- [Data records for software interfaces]
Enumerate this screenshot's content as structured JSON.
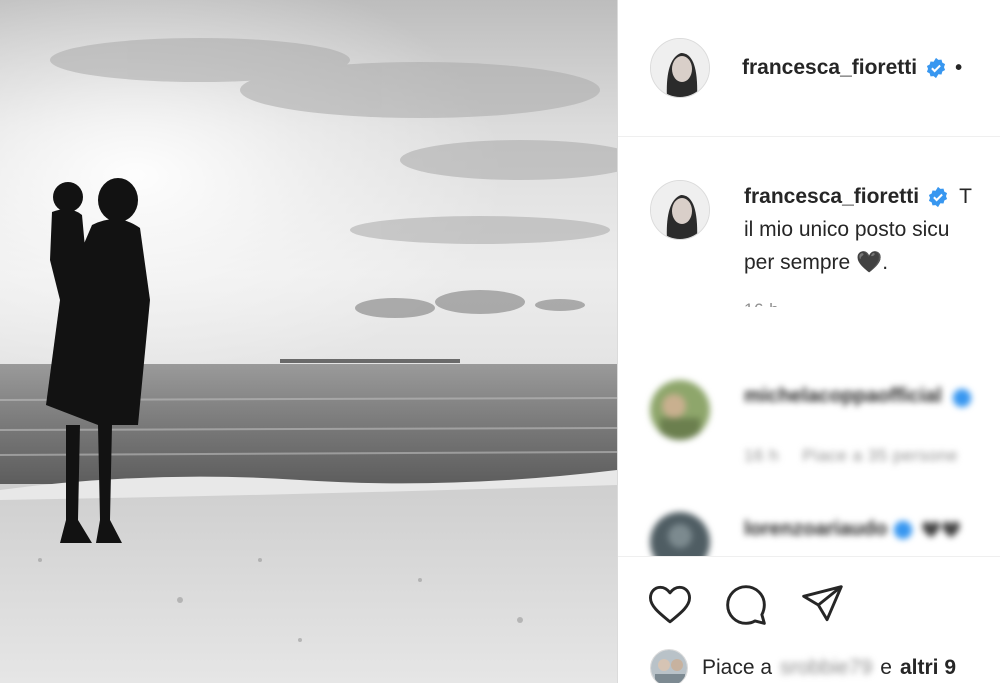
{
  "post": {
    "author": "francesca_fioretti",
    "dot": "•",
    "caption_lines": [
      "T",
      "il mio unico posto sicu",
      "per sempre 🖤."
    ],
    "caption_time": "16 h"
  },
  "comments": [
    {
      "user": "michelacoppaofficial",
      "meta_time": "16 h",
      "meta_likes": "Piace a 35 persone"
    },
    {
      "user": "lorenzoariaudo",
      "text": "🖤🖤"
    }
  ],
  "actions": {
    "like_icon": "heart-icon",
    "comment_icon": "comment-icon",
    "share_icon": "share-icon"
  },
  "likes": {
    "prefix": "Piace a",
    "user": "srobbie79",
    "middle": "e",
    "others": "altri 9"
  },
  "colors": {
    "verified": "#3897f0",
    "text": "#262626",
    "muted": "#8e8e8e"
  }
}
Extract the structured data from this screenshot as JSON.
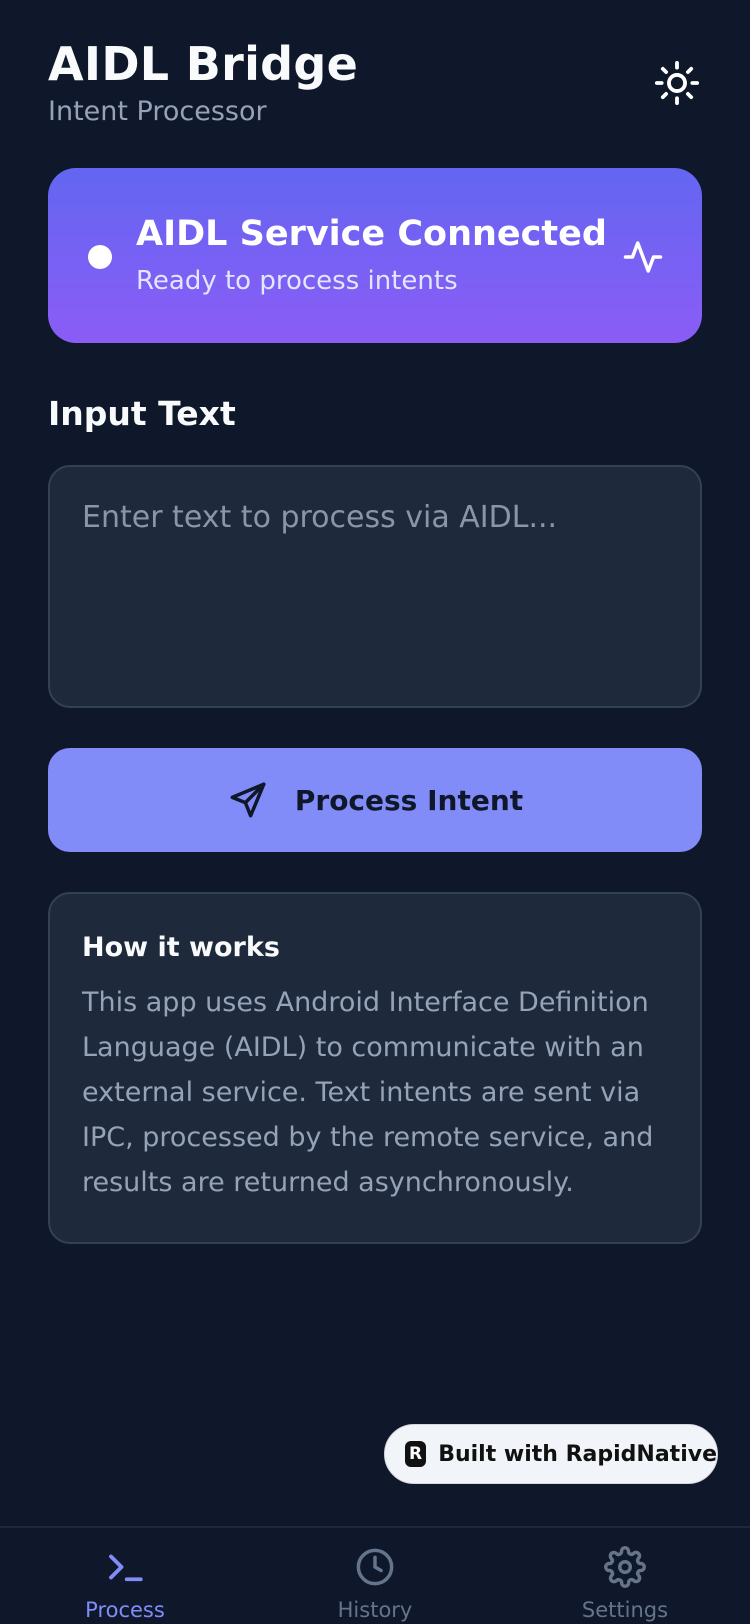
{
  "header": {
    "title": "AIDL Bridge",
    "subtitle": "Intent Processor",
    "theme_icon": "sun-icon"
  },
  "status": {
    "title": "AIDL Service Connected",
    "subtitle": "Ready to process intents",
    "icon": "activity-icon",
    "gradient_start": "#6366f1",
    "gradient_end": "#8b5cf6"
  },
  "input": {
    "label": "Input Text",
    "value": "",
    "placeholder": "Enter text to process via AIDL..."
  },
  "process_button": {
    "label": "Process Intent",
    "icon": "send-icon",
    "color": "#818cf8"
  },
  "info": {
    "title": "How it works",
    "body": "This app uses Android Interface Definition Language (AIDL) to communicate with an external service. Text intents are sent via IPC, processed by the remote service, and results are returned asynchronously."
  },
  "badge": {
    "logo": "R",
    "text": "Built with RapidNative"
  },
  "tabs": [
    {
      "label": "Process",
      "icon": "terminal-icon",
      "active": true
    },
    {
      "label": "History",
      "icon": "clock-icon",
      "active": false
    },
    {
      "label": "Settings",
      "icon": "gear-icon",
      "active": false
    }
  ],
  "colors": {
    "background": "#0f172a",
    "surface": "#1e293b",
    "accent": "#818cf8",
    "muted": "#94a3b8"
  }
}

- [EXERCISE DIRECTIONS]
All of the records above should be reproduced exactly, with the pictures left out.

- [TASK RESPONSE]
Enumerate this screenshot's content as structured JSON.
{
  "post": {
    "author": "francesca_fioretti",
    "dot": "•",
    "caption_lines": [
      "T",
      "il mio unico posto sicu",
      "per sempre 🖤."
    ],
    "caption_time": "16 h"
  },
  "comments": [
    {
      "user": "michelacoppaofficial",
      "meta_time": "16 h",
      "meta_likes": "Piace a 35 persone"
    },
    {
      "user": "lorenzoariaudo",
      "text": "🖤🖤"
    }
  ],
  "actions": {
    "like_icon": "heart-icon",
    "comment_icon": "comment-icon",
    "share_icon": "share-icon"
  },
  "likes": {
    "prefix": "Piace a",
    "user": "srobbie79",
    "middle": "e",
    "others": "altri 9"
  },
  "colors": {
    "verified": "#3897f0",
    "text": "#262626",
    "muted": "#8e8e8e"
  }
}
Extract the structured data from this screenshot as JSON.
{
  "header": {
    "title": "AIDL Bridge",
    "subtitle": "Intent Processor",
    "theme_icon": "sun-icon"
  },
  "status": {
    "title": "AIDL Service Connected",
    "subtitle": "Ready to process intents",
    "icon": "activity-icon",
    "gradient_start": "#6366f1",
    "gradient_end": "#8b5cf6"
  },
  "input": {
    "label": "Input Text",
    "value": "",
    "placeholder": "Enter text to process via AIDL..."
  },
  "process_button": {
    "label": "Process Intent",
    "icon": "send-icon",
    "color": "#818cf8"
  },
  "info": {
    "title": "How it works",
    "body": "This app uses Android Interface Definition Language (AIDL) to communicate with an external service. Text intents are sent via IPC, processed by the remote service, and results are returned asynchronously."
  },
  "badge": {
    "logo": "R",
    "text": "Built with RapidNative"
  },
  "tabs": [
    {
      "label": "Process",
      "icon": "terminal-icon",
      "active": true
    },
    {
      "label": "History",
      "icon": "clock-icon",
      "active": false
    },
    {
      "label": "Settings",
      "icon": "gear-icon",
      "active": false
    }
  ],
  "colors": {
    "background": "#0f172a",
    "surface": "#1e293b",
    "accent": "#818cf8",
    "muted": "#94a3b8"
  }
}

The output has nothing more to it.